If someone has been charged with a crime, he or she has the right to an attorney. The only way attorneys can properly do their job is to understand everything that may have led up to an arrest. And to understand everything, defense attorneys need to know the truth about what happened to their clients, even if that truth does not necessarily look good for them in the eyes of the law. For this reason, conversations between attorneys and clients are considered privileged and confidential.
Attorney-Client privilege allows for pointed legal advice, without fear of legal jeopardy. It is not universal, requiring certain conditions to be met. For a defendant to have attorney-client privilege, the defendant must actually be a client, or is seeking to become a client, of the attorney. Certain exceptions also apply. If you seek to confide in your attorney loudly with people around, those other people are not silenced by attorney-client privilege. Any communication with an attorney made with the goal of committing or covering up a crime is also not privileged.

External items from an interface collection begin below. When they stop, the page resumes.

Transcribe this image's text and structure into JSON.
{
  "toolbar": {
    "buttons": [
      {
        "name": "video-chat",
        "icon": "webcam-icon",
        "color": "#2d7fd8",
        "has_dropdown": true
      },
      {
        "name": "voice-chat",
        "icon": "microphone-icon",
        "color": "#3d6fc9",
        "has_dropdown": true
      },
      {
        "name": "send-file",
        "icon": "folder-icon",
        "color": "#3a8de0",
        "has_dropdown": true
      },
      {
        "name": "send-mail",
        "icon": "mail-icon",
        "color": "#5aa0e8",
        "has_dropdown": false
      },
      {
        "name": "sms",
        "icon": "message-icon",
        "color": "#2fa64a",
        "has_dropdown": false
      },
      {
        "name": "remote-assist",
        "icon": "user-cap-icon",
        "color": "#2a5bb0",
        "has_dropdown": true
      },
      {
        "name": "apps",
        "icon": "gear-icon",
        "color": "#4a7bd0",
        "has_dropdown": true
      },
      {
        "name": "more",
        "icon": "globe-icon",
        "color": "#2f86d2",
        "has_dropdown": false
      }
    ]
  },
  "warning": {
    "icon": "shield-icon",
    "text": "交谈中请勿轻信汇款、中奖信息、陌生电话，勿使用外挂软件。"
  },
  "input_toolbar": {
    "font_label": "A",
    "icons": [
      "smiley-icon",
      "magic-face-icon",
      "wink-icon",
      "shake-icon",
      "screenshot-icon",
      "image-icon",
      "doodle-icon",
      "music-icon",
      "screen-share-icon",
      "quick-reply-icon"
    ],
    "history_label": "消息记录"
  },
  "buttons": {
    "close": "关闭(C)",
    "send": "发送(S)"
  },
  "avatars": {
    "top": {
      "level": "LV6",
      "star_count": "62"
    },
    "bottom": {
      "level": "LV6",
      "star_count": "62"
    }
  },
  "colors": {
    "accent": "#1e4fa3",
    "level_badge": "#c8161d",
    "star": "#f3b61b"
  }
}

While much more nuanced, the basic understanding of attorney-client privilege is that attorneys can converse with their clients confidentially. Conversations are not shared with other attorneys, judges, insurance companies, or any other parties that may be involved in a case. When you speak with anyone at the Law Offices of Scott Warmuth, even in a free consultation, your information and the details of the conversation are protected. This confidentiality not only applies to criminal defense cases, but also personal injury, workers’ compensation, immigration, and intellectual property cases too.
Call our experienced attorneys today at 888-517-9888 to receive a free legal consultation!